### RECORDS SHOWN

####################

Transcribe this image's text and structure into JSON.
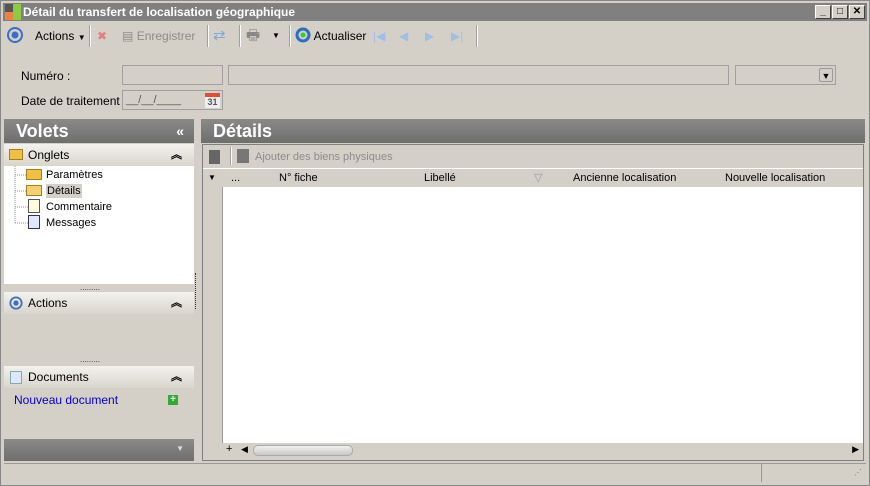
{
  "window": {
    "title": "Détail du transfert de localisation géographique",
    "min": "_",
    "max": "□",
    "close": "✕"
  },
  "toolbar": {
    "actions": "Actions",
    "save": "Enregistrer",
    "refresh": "Actualiser"
  },
  "form": {
    "numero_label": "Numéro :",
    "date_label": "Date de traitement :",
    "date_value": "__/__/____",
    "calendar_day": "31"
  },
  "left": {
    "title": "Volets",
    "collapse": "«",
    "onglets": {
      "title": "Onglets",
      "items": [
        "Paramètres",
        "Détails",
        "Commentaire",
        "Messages"
      ],
      "selected": "Détails"
    },
    "actions": {
      "title": "Actions"
    },
    "documents": {
      "title": "Documents",
      "new_doc": "Nouveau document"
    }
  },
  "right": {
    "title": "Détails",
    "add_label": "Ajouter des biens physiques",
    "columns": [
      "...",
      "N° fiche",
      "Libellé",
      "Ancienne localisation",
      "Nouvelle localisation"
    ],
    "rows": []
  },
  "colors": {
    "header": "#7b7b7b",
    "link": "#0000cc",
    "selected": "#d4d0c8"
  }
}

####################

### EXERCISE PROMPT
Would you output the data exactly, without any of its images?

### RESULT BELOW
Transcribe this image's text and structure into JSON.
{
  "window": {
    "title": "Détail du transfert de localisation géographique",
    "min": "_",
    "max": "□",
    "close": "✕"
  },
  "toolbar": {
    "actions": "Actions",
    "save": "Enregistrer",
    "refresh": "Actualiser"
  },
  "form": {
    "numero_label": "Numéro :",
    "date_label": "Date de traitement :",
    "date_value": "__/__/____",
    "calendar_day": "31"
  },
  "left": {
    "title": "Volets",
    "collapse": "«",
    "onglets": {
      "title": "Onglets",
      "items": [
        "Paramètres",
        "Détails",
        "Commentaire",
        "Messages"
      ],
      "selected": "Détails"
    },
    "actions": {
      "title": "Actions"
    },
    "documents": {
      "title": "Documents",
      "new_doc": "Nouveau document"
    }
  },
  "right": {
    "title": "Détails",
    "add_label": "Ajouter des biens physiques",
    "columns": [
      "...",
      "N° fiche",
      "Libellé",
      "Ancienne localisation",
      "Nouvelle localisation"
    ],
    "rows": []
  },
  "colors": {
    "header": "#7b7b7b",
    "link": "#0000cc",
    "selected": "#d4d0c8"
  }
}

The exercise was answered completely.